EXERCISE DETAILS
Top to bottom, give the entries again exactly as written.

----- PROVIDED DATA

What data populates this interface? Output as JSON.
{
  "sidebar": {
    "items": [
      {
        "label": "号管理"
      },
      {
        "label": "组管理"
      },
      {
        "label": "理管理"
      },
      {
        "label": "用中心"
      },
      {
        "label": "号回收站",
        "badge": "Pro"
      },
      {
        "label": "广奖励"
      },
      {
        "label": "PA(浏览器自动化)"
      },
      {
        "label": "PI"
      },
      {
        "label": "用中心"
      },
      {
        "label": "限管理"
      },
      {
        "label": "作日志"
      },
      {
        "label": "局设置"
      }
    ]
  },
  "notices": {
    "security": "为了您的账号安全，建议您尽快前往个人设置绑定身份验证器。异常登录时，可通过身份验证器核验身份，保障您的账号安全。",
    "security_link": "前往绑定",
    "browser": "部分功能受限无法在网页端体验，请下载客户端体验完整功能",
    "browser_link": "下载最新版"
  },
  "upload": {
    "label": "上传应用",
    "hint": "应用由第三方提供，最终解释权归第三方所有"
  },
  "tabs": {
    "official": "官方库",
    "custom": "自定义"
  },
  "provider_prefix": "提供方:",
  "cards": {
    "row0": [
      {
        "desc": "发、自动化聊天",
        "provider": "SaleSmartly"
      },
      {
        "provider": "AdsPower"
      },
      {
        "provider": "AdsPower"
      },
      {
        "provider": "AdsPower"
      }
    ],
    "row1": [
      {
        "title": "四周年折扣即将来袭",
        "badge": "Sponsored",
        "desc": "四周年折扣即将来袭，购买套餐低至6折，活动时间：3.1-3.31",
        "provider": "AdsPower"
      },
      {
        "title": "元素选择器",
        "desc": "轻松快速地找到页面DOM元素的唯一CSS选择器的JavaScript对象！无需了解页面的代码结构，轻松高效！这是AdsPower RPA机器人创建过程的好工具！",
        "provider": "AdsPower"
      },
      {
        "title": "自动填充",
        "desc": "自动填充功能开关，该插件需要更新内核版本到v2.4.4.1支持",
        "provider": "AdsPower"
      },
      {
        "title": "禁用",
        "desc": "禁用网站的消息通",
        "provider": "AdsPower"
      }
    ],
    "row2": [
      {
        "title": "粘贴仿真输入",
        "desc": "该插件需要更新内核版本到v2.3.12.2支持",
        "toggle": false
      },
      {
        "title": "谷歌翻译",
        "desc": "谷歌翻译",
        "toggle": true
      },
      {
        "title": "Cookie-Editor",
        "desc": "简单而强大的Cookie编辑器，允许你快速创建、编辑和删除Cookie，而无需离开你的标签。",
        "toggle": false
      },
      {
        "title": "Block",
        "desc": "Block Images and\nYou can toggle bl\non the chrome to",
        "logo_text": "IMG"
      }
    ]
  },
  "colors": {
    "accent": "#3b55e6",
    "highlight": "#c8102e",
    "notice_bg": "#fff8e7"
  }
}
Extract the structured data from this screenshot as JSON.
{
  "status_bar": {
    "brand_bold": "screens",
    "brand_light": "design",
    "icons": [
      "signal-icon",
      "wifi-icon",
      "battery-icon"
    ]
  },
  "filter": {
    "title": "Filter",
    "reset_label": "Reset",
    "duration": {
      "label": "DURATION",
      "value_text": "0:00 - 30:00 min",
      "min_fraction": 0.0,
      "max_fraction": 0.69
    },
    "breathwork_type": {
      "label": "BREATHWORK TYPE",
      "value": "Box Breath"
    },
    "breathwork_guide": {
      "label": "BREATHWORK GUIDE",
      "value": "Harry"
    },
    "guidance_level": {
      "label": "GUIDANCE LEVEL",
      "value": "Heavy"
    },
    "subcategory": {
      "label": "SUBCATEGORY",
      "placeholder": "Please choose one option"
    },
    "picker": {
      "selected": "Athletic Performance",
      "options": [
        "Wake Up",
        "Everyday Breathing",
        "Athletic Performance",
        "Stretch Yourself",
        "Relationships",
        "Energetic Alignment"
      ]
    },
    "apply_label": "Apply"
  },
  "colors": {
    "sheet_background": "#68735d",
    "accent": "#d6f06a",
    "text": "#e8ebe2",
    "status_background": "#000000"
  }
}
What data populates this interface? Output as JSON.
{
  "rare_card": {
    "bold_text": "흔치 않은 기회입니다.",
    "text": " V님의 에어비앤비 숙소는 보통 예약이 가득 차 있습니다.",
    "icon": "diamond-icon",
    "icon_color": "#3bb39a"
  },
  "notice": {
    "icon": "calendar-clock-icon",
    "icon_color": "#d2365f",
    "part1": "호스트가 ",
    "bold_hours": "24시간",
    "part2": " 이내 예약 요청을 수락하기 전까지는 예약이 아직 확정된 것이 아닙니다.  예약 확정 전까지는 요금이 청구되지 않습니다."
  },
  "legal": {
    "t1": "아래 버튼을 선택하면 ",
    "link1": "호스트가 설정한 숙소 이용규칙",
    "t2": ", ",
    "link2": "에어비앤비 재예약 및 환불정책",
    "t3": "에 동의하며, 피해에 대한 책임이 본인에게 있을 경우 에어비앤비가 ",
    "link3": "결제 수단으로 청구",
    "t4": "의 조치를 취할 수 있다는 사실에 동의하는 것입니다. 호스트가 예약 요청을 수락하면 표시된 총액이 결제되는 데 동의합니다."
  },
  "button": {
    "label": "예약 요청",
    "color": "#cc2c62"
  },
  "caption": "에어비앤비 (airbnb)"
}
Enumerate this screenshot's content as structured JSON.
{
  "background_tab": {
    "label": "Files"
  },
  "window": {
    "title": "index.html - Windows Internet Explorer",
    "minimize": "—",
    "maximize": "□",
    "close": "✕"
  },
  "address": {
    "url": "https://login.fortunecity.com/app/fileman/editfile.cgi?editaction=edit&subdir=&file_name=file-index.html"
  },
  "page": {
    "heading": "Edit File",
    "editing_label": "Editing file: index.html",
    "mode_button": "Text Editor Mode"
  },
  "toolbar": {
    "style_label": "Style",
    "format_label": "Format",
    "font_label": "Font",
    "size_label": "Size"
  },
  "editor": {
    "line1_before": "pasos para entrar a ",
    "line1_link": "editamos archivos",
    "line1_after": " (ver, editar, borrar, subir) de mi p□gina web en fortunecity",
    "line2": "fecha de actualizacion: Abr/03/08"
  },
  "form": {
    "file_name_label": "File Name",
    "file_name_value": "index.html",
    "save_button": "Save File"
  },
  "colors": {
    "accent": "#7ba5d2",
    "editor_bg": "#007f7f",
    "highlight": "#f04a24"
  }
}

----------

EXERCISE RESULT
What data populates this interface? Output as JSON.
{
  "sidebar": {
    "items": [
      {
        "label": "号管理"
      },
      {
        "label": "组管理"
      },
      {
        "label": "理管理"
      },
      {
        "label": "用中心"
      },
      {
        "label": "号回收站",
        "badge": "Pro"
      },
      {
        "label": "广奖励"
      },
      {
        "label": "PA(浏览器自动化)"
      },
      {
        "label": "PI"
      },
      {
        "label": "用中心"
      },
      {
        "label": "限管理"
      },
      {
        "label": "作日志"
      },
      {
        "label": "局设置"
      }
    ]
  },
  "notices": {
    "security": "为了您的账号安全，建议您尽快前往个人设置绑定身份验证器。异常登录时，可通过身份验证器核验身份，保障您的账号安全。",
    "security_link": "前往绑定",
    "browser": "部分功能受限无法在网页端体验，请下载客户端体验完整功能",
    "browser_link": "下载最新版"
  },
  "upload": {
    "label": "上传应用",
    "hint": "应用由第三方提供，最终解释权归第三方所有"
  },
  "tabs": {
    "official": "官方库",
    "custom": "自定义"
  },
  "provider_prefix": "提供方:",
  "cards": {
    "row0": [
      {
        "desc": "发、自动化聊天",
        "provider": "SaleSmartly"
      },
      {
        "provider": "AdsPower"
      },
      {
        "provider": "AdsPower"
      },
      {
        "provider": "AdsPower"
      }
    ],
    "row1": [
      {
        "title": "四周年折扣即将来袭",
        "badge": "Sponsored",
        "desc": "四周年折扣即将来袭，购买套餐低至6折，活动时间：3.1-3.31",
        "provider": "AdsPower"
      },
      {
        "title": "元素选择器",
        "desc": "轻松快速地找到页面DOM元素的唯一CSS选择器的JavaScript对象！无需了解页面的代码结构，轻松高效！这是AdsPower RPA机器人创建过程的好工具！",
        "provider": "AdsPower"
      },
      {
        "title": "自动填充",
        "desc": "自动填充功能开关，该插件需要更新内核版本到v2.4.4.1支持",
        "provider": "AdsPower"
      },
      {
        "title": "禁用",
        "desc": "禁用网站的消息通",
        "provider": "AdsPower"
      }
    ],
    "row2": [
      {
        "title": "粘贴仿真输入",
        "desc": "该插件需要更新内核版本到v2.3.12.2支持",
        "toggle": false
      },
      {
        "title": "谷歌翻译",
        "desc": "谷歌翻译",
        "toggle": true
      },
      {
        "title": "Cookie-Editor",
        "desc": "简单而强大的Cookie编辑器，允许你快速创建、编辑和删除Cookie，而无需离开你的标签。",
        "toggle": false
      },
      {
        "title": "Block",
        "desc": "Block Images and\nYou can toggle bl\non the chrome to",
        "logo_text": "IMG"
      }
    ]
  },
  "colors": {
    "accent": "#3b55e6",
    "highlight": "#c8102e",
    "notice_bg": "#fff8e7"
  }
}
Extract the structured data from this screenshot as JSON.
{
  "status_bar": {
    "brand_bold": "screens",
    "brand_light": "design",
    "icons": [
      "signal-icon",
      "wifi-icon",
      "battery-icon"
    ]
  },
  "filter": {
    "title": "Filter",
    "reset_label": "Reset",
    "duration": {
      "label": "DURATION",
      "value_text": "0:00 - 30:00 min",
      "min_fraction": 0.0,
      "max_fraction": 0.69
    },
    "breathwork_type": {
      "label": "BREATHWORK TYPE",
      "value": "Box Breath"
    },
    "breathwork_guide": {
      "label": "BREATHWORK GUIDE",
      "value": "Harry"
    },
    "guidance_level": {
      "label": "GUIDANCE LEVEL",
      "value": "Heavy"
    },
    "subcategory": {
      "label": "SUBCATEGORY",
      "placeholder": "Please choose one option"
    },
    "picker": {
      "selected": "Athletic Performance",
      "options": [
        "Wake Up",
        "Everyday Breathing",
        "Athletic Performance",
        "Stretch Yourself",
        "Relationships",
        "Energetic Alignment"
      ]
    },
    "apply_label": "Apply"
  },
  "colors": {
    "sheet_background": "#68735d",
    "accent": "#d6f06a",
    "text": "#e8ebe2",
    "status_background": "#000000"
  }
}
What data populates this interface? Output as JSON.
{
  "rare_card": {
    "bold_text": "흔치 않은 기회입니다.",
    "text": " V님의 에어비앤비 숙소는 보통 예약이 가득 차 있습니다.",
    "icon": "diamond-icon",
    "icon_color": "#3bb39a"
  },
  "notice": {
    "icon": "calendar-clock-icon",
    "icon_color": "#d2365f",
    "part1": "호스트가 ",
    "bold_hours": "24시간",
    "part2": " 이내 예약 요청을 수락하기 전까지는 예약이 아직 확정된 것이 아닙니다.  예약 확정 전까지는 요금이 청구되지 않습니다."
  },
  "legal": {
    "t1": "아래 버튼을 선택하면 ",
    "link1": "호스트가 설정한 숙소 이용규칙",
    "t2": ", ",
    "link2": "에어비앤비 재예약 및 환불정책",
    "t3": "에 동의하며, 피해에 대한 책임이 본인에게 있을 경우 에어비앤비가 ",
    "link3": "결제 수단으로 청구",
    "t4": "의 조치를 취할 수 있다는 사실에 동의하는 것입니다. 호스트가 예약 요청을 수락하면 표시된 총액이 결제되는 데 동의합니다."
  },
  "button": {
    "label": "예약 요청",
    "color": "#cc2c62"
  },
  "caption": "에어비앤비 (airbnb)"
}
Enumerate this screenshot's content as structured JSON.
{
  "background_tab": {
    "label": "Files"
  },
  "window": {
    "title": "index.html - Windows Internet Explorer",
    "minimize": "—",
    "maximize": "□",
    "close": "✕"
  },
  "address": {
    "url": "https://login.fortunecity.com/app/fileman/editfile.cgi?editaction=edit&subdir=&file_name=file-index.html"
  },
  "page": {
    "heading": "Edit File",
    "editing_label": "Editing file: index.html",
    "mode_button": "Text Editor Mode"
  },
  "toolbar": {
    "style_label": "Style",
    "format_label": "Format",
    "font_label": "Font",
    "size_label": "Size"
  },
  "editor": {
    "line1_before": "pasos para entrar a ",
    "line1_link": "editamos archivos",
    "line1_after": " (ver, editar, borrar, subir) de mi p□gina web en fortunecity",
    "line2": "fecha de actualizacion: Abr/03/08"
  },
  "form": {
    "file_name_label": "File Name",
    "file_name_value": "index.html",
    "save_button": "Save File"
  },
  "colors": {
    "accent": "#7ba5d2",
    "editor_bg": "#007f7f",
    "highlight": "#f04a24"
  }
}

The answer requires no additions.